TASK DESCRIPTION
Return the lines below in which the string "CMYK" occurs.
*** RECORD EXTRACTS ***
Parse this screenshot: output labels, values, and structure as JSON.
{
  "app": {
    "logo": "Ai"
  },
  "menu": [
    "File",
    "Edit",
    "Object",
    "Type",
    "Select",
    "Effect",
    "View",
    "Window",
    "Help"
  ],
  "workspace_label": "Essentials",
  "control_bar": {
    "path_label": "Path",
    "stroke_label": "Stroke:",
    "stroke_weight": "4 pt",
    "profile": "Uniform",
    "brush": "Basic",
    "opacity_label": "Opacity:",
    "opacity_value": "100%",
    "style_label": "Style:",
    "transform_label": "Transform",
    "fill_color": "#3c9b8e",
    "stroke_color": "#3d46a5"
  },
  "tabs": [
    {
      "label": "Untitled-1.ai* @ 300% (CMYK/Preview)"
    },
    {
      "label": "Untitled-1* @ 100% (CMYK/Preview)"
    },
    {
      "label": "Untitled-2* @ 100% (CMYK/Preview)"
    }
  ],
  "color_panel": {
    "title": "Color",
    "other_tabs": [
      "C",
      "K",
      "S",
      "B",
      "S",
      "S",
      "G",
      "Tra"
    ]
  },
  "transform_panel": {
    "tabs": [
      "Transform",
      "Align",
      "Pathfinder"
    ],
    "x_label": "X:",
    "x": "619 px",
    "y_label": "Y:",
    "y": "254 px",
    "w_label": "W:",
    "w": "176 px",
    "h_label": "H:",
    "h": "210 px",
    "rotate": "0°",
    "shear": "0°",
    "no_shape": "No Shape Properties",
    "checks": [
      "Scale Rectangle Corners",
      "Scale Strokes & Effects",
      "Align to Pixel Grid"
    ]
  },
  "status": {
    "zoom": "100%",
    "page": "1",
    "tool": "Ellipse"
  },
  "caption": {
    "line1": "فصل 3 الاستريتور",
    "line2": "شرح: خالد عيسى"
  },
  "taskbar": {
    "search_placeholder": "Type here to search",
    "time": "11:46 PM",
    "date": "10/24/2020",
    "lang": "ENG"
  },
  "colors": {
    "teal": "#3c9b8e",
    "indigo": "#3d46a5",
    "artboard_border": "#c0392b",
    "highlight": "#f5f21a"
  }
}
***
SOLUTION TO THIS PROBLEM
      "label": "Untitled-1.ai* @ 300% (CMYK/Preview)"
      "label": "Untitled-1* @ 100% (CMYK/Preview)"
      "label": "Untitled-2* @ 100% (CMYK/Preview)"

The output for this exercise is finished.